In some ways I’m disappointed to say that it’s nearly July, and Nanette is the first thing I’ve seen on TV this year that’s really blown me away. (Could we really be feeling the loss of Game of Thrones that hard?) In other ways, I’m confident that no matter what the context, Nanette would be the best thing I’ve seen on TV this year. Because Nanette is a shocking piece of comedy that is about how destructive comedy can be to its creator.
Like Cameron Esposito (also: Tig Notaro, Chris Gethard), Gadsby is using a comedy special to dig deep into very personal issues. She details her experiences of hate crimes, internalized homophobia, and sexual assault, and how she used those experience previously in her comedy. And sure, laughter is the best medicine and all that, but Gadsby realized that turning her pain into comedy actually forced her to create a specific narrative of her own life that she repeated night after night until it became her reality.
Gadsby’s grappling so hard with reconstructing her life’s experiences in the wake of that realization that she’s quitting comedy. I would say that losing her as a performer (even though I’ve only just heard of her) would be a real loss, but then you watch her fluctuate between goofy bits and profound, intense bouts of anger, and you know that she’s not going away completely. She has so much more to say.
And for the rapid-fire portion of this post:
Harlots – it kept me in it for five or six episodes before it lost me. There’s something in these women having a palpable sense of autonomy that I really appreciate, but that’s all it has going for it. The conflict is a bit dull and very repetitious, and I have no idea where or what the moral compass of this world is. Too many characters, too little set-up, and nothing propelling it forward.
Girls – various episodes from season two. Their low-level millennial ennui just feels like the kind of show to watch during the first heat wave of the summer.
Big Little Lies – impeccably structured, high brow bitchiness, beautiful style. The murder mystery is fun for the first watch, but even when you know the end this show is a blast to watch.
The Affair – only a few episodes while there’s a promo period on Hulu. Such a great concept, and an overall disappointment. The best, most interesting part of this show is its opening credits.
Community – nearly done the series. I never watched the sixth season all the way through (only the first and last episodes) and I’m glad I never wasted my time. The last two seasons are just sad reminders of what a great show used to look like.

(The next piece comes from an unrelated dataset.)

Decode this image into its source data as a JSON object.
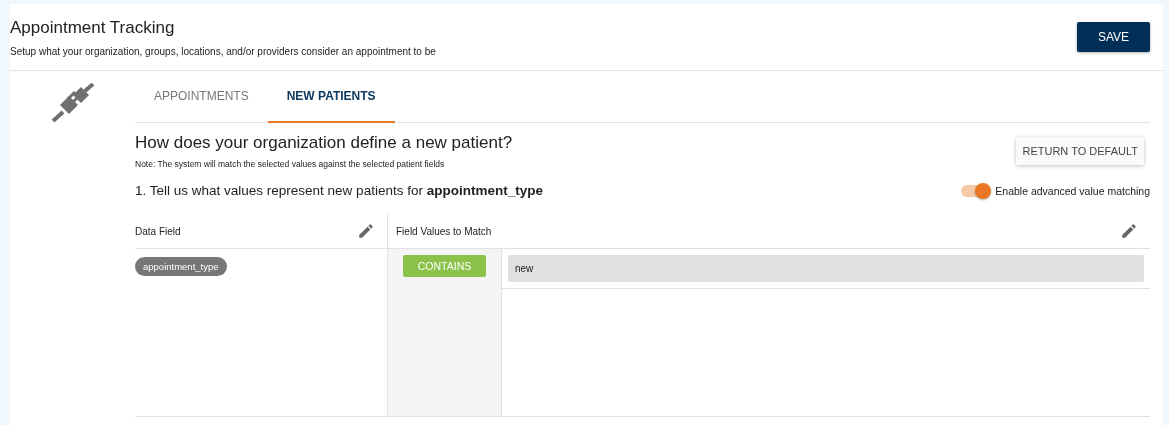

Problem Areas with Wyatt Cenac – a delightful casual watch that feels like Last Week Tonight‘s chiller sibling. Its stance on policing in America was clear, but it also gave a lot of consideration to the concept as a whole. Always as funny as it is considerate and informative.
Great Shows to Nap To: all of the British vacation-house-hunting shows on Netflix. Those accents really lull you into a slumber.
Great Shows to Multi-task To: Encounters with Evil, also on Netflix. If you’re reorganizing your closet, like I was, and just want something you can frequently ignore, this is a solid one. At any point in it you can tune in and discover a gruesome tidbit about a real crime, and promptly tune back out.